A blog written by a 'counselor' in an abortion clinic continues to implicate the truly substandard guidance offered within their walls:
Two women, two different outcomes in the same hour. Both were returning for check-ups two weeks after their abortions.The first woman was tearful, distraught, had not slept well or eaten in several days. The decision for her was difficult but she decided that since her b/f did not want a child and probably would not stick around for a pregnancy that she should have the abortion. Today she retold the story that "she had it for him..." and you guessed it, he booked. It makes you want to put up a marquee: PLEASE DON'T HAVE AN ABORTION FOR ANYONE BUT YOURSELF. But, by the time the relational crisis happens, it really feels like you lost the pregnancy and the guy and what for?
Some other questions are: Why don't you go ahead and put that sign up? And why don't you provide that minimal level of guidance when you meet with someone prior to an abortion?

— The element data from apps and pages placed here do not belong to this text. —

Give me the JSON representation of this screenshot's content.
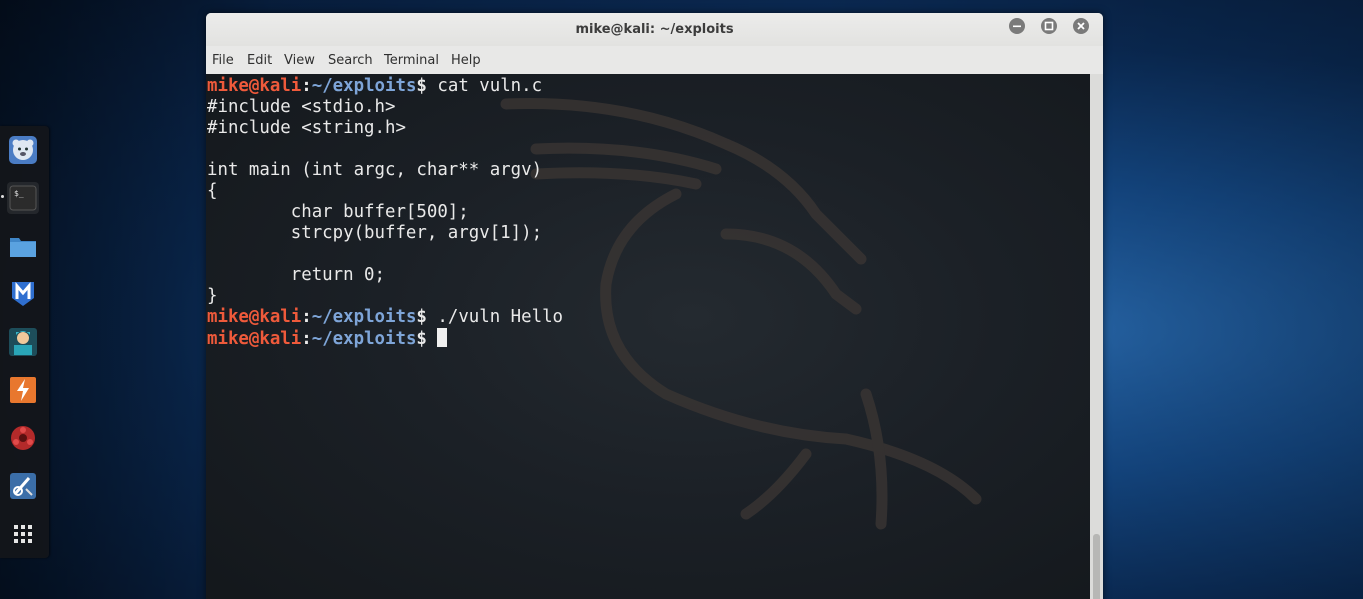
{
  "window": {
    "title": "mike@kali: ~/exploits",
    "controls": [
      "minimize",
      "maximize",
      "close"
    ]
  },
  "menu": {
    "items": [
      "File",
      "Edit",
      "View",
      "Search",
      "Terminal",
      "Help"
    ]
  },
  "prompt": {
    "user_host": "mike@kali",
    "colon": ":",
    "path": "~/exploits",
    "symbol": "$"
  },
  "terminal": {
    "lines": [
      {
        "type": "prompt",
        "command": " cat vuln.c"
      },
      {
        "type": "output",
        "text": "#include <stdio.h>"
      },
      {
        "type": "output",
        "text": "#include <string.h>"
      },
      {
        "type": "output",
        "text": ""
      },
      {
        "type": "output",
        "text": "int main (int argc, char** argv)"
      },
      {
        "type": "output",
        "text": "{"
      },
      {
        "type": "output",
        "text": "        char buffer[500];"
      },
      {
        "type": "output",
        "text": "        strcpy(buffer, argv[1]);"
      },
      {
        "type": "output",
        "text": ""
      },
      {
        "type": "output",
        "text": "        return 0;"
      },
      {
        "type": "output",
        "text": "}"
      },
      {
        "type": "prompt",
        "command": " ./vuln Hello"
      },
      {
        "type": "prompt",
        "command": " ",
        "cursor": true
      }
    ]
  },
  "dock": {
    "items": [
      {
        "name": "dock-item-system-monitor",
        "icon": "bear-icon"
      },
      {
        "name": "dock-item-terminal",
        "icon": "terminal-icon",
        "active": true
      },
      {
        "name": "dock-item-files",
        "icon": "folder-icon"
      },
      {
        "name": "dock-item-metasploit",
        "icon": "metasploit-icon"
      },
      {
        "name": "dock-item-armitage",
        "icon": "armitage-icon"
      },
      {
        "name": "dock-item-burpsuite",
        "icon": "burpsuite-icon"
      },
      {
        "name": "dock-item-maltego",
        "icon": "maltego-icon"
      },
      {
        "name": "dock-item-tools",
        "icon": "tools-icon"
      },
      {
        "name": "dock-item-show-apps",
        "icon": "apps-grid-icon"
      }
    ]
  },
  "colors": {
    "prompt_user": "#ef5a3b",
    "prompt_path": "#7ea5d8",
    "terminal_text": "#e9e9e9",
    "terminal_bg": "#1b2026"
  }
}
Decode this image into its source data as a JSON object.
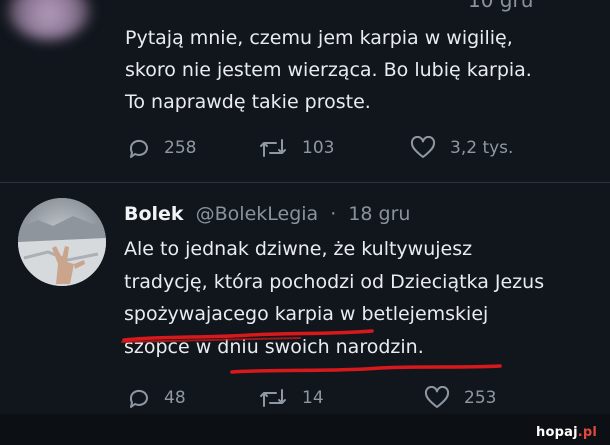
{
  "first_tweet": {
    "cropped_time": "10 gru",
    "text_lines": [
      "Pytają mnie, czemu jem karpia w wigilię,",
      "skoro nie jestem wierząca. Bo lubię karpia.",
      "To naprawdę takie proste."
    ],
    "actions": {
      "replies": "258",
      "retweets": "103",
      "likes": "3,2 tys."
    }
  },
  "reply_tweet": {
    "name": "Bolek",
    "handle": "@BolekLegia",
    "separator": "·",
    "date": "18 gru",
    "text_lines": [
      "Ale to jednak dziwne, że kultywujesz",
      "tradycję, która pochodzi od Dzieciątka Jezus",
      "spożywajacego karpia w betlejemskiej",
      "szopce w dniu swoich narodzin."
    ],
    "annotation_color": "#d8191b",
    "actions": {
      "replies": "48",
      "retweets": "14",
      "likes": "253"
    }
  },
  "watermark": {
    "brand": "hopaj",
    "suffix": ".pl"
  },
  "colors": {
    "background": "#11161d",
    "text": "#e9ecef",
    "muted": "#8a929b"
  }
}
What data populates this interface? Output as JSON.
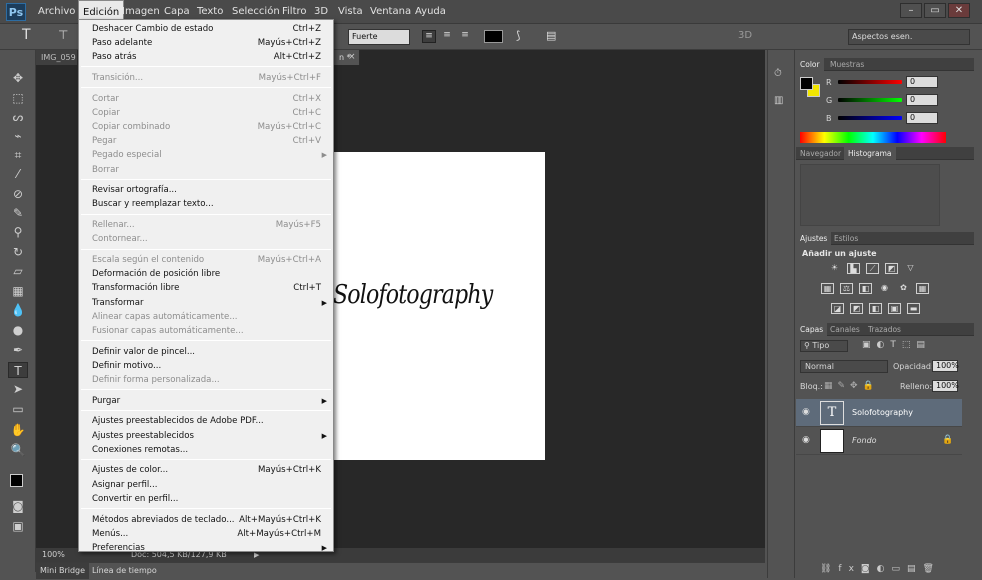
{
  "app": {
    "logo": "Ps"
  },
  "menubar": [
    "Archivo",
    "Edición",
    "Imagen",
    "Capa",
    "Texto",
    "Selección",
    "Filtro",
    "3D",
    "Vista",
    "Ventana",
    "Ayuda"
  ],
  "window_controls": {
    "minimize": "–",
    "restore": "▭",
    "close": "✕"
  },
  "options": {
    "tool_glyph": "T",
    "font_style": "Fuerte",
    "mode_3d": "3D",
    "workspace": "Aspectos esen."
  },
  "document": {
    "tab1": "IMG_059",
    "tab2_suffix": "n *",
    "tab_close": "×",
    "canvas_text": "Solofotography",
    "zoom": "100%",
    "doc_info": "Doc: 504,5 KB/127,9 KB"
  },
  "bottom_tabs": [
    "Mini Bridge",
    "Línea de tiempo"
  ],
  "edit_menu": [
    {
      "label": "Deshacer Cambio de estado",
      "shortcut": "Ctrl+Z",
      "enabled": true
    },
    {
      "label": "Paso adelante",
      "shortcut": "Mayús+Ctrl+Z",
      "enabled": true
    },
    {
      "label": "Paso atrás",
      "shortcut": "Alt+Ctrl+Z",
      "enabled": true
    },
    {
      "sep": true
    },
    {
      "label": "Transición...",
      "shortcut": "Mayús+Ctrl+F",
      "enabled": false
    },
    {
      "sep": true
    },
    {
      "label": "Cortar",
      "shortcut": "Ctrl+X",
      "enabled": false
    },
    {
      "label": "Copiar",
      "shortcut": "Ctrl+C",
      "enabled": false
    },
    {
      "label": "Copiar combinado",
      "shortcut": "Mayús+Ctrl+C",
      "enabled": false
    },
    {
      "label": "Pegar",
      "shortcut": "Ctrl+V",
      "enabled": false
    },
    {
      "label": "Pegado especial",
      "shortcut": "",
      "enabled": false,
      "submenu": true
    },
    {
      "label": "Borrar",
      "shortcut": "",
      "enabled": false
    },
    {
      "sep": true
    },
    {
      "label": "Revisar ortografía...",
      "shortcut": "",
      "enabled": true
    },
    {
      "label": "Buscar y reemplazar texto...",
      "shortcut": "",
      "enabled": true
    },
    {
      "sep": true
    },
    {
      "label": "Rellenar...",
      "shortcut": "Mayús+F5",
      "enabled": false
    },
    {
      "label": "Contornear...",
      "shortcut": "",
      "enabled": false
    },
    {
      "sep": true
    },
    {
      "label": "Escala según el contenido",
      "shortcut": "Mayús+Ctrl+A",
      "enabled": false
    },
    {
      "label": "Deformación de posición libre",
      "shortcut": "",
      "enabled": true
    },
    {
      "label": "Transformación libre",
      "shortcut": "Ctrl+T",
      "enabled": true
    },
    {
      "label": "Transformar",
      "shortcut": "",
      "enabled": true,
      "submenu": true
    },
    {
      "label": "Alinear capas automáticamente...",
      "shortcut": "",
      "enabled": false
    },
    {
      "label": "Fusionar capas automáticamente...",
      "shortcut": "",
      "enabled": false
    },
    {
      "sep": true
    },
    {
      "label": "Definir valor de pincel...",
      "shortcut": "",
      "enabled": true
    },
    {
      "label": "Definir motivo...",
      "shortcut": "",
      "enabled": true
    },
    {
      "label": "Definir forma personalizada...",
      "shortcut": "",
      "enabled": false
    },
    {
      "sep": true
    },
    {
      "label": "Purgar",
      "shortcut": "",
      "enabled": true,
      "submenu": true
    },
    {
      "sep": true
    },
    {
      "label": "Ajustes preestablecidos de Adobe PDF...",
      "shortcut": "",
      "enabled": true
    },
    {
      "label": "Ajustes preestablecidos",
      "shortcut": "",
      "enabled": true,
      "submenu": true
    },
    {
      "label": "Conexiones remotas...",
      "shortcut": "",
      "enabled": true
    },
    {
      "sep": true
    },
    {
      "label": "Ajustes de color...",
      "shortcut": "Mayús+Ctrl+K",
      "enabled": true
    },
    {
      "label": "Asignar perfil...",
      "shortcut": "",
      "enabled": true
    },
    {
      "label": "Convertir en perfil...",
      "shortcut": "",
      "enabled": true
    },
    {
      "sep": true
    },
    {
      "label": "Métodos abreviados de teclado...",
      "shortcut": "Alt+Mayús+Ctrl+K",
      "enabled": true
    },
    {
      "label": "Menús...",
      "shortcut": "Alt+Mayús+Ctrl+M",
      "enabled": true
    },
    {
      "label": "Preferencias",
      "shortcut": "",
      "enabled": true,
      "submenu": true
    }
  ],
  "color_panel": {
    "tabs": [
      "Color",
      "Muestras"
    ],
    "channels": [
      {
        "name": "R",
        "value": "0"
      },
      {
        "name": "G",
        "value": "0"
      },
      {
        "name": "B",
        "value": "0"
      }
    ]
  },
  "nav_panel": {
    "tabs": [
      "Navegador",
      "Histograma"
    ]
  },
  "adjust_panel": {
    "tabs": [
      "Ajustes",
      "Estilos"
    ],
    "title": "Añadir un ajuste"
  },
  "layers_panel": {
    "tabs": [
      "Capas",
      "Canales",
      "Trazados"
    ],
    "filter": "Tipo",
    "blend": "Normal",
    "opacity_label": "Opacidad:",
    "opacity": "100%",
    "lock_label": "Bloq.:",
    "fill_label": "Relleno:",
    "fill": "100%",
    "layers": [
      {
        "name": "Solofotography",
        "thumb": "T"
      },
      {
        "name": "Fondo",
        "thumb": ""
      }
    ]
  },
  "colors": {
    "foreground": "#000000",
    "background": "#f2e600",
    "menu_bg": "#f0f0f0"
  }
}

Evidently, this 'counselor' thinks that this distraught woman originally misrepesented her motive for the abortion, when she said that "her b/f did not want a child and probably would not stick around" because this 'counselor' writes that the distraught client "retold the story" after the fact, now saying that "she had it for him".
It's beyond amazing that this 'counselor' was so incompetent in the 'counseling' office prior to the abortion that she was unable to figure that one out from what the client originally said. It's also amazes me that the 'counselor' writes with a sense of betrayal...she feels betrayed by the client! Because the client, a vulnerable pregnant woman with an unsupportive boyfriend didn't manage to (in the eyes of the 'counselor') fully, rationally and articulately express her tangle of emotions prior to the abortion. Hey, you know?? Isn't that what the counselor is supposed to be there for?
This is a spectacular level of professional incompetence.
From this very low point she has to find ways to choose herself, first in little ways, like eating something, eventually in larger ways, like knowing what to do with your life and not letting someone else tell you what to do.
Here's a thought, Ms. 'Counselor', to help you handle your evident frustration. Try blaming the victim. Why not even go on the internet so that you can both blame the victim and violate her further by disclosing intimate details of her situation? That way, you can feel all better, while your childless, boyfriendless client slinks home and submerges her anguish by developing a life-threatening eating disorder.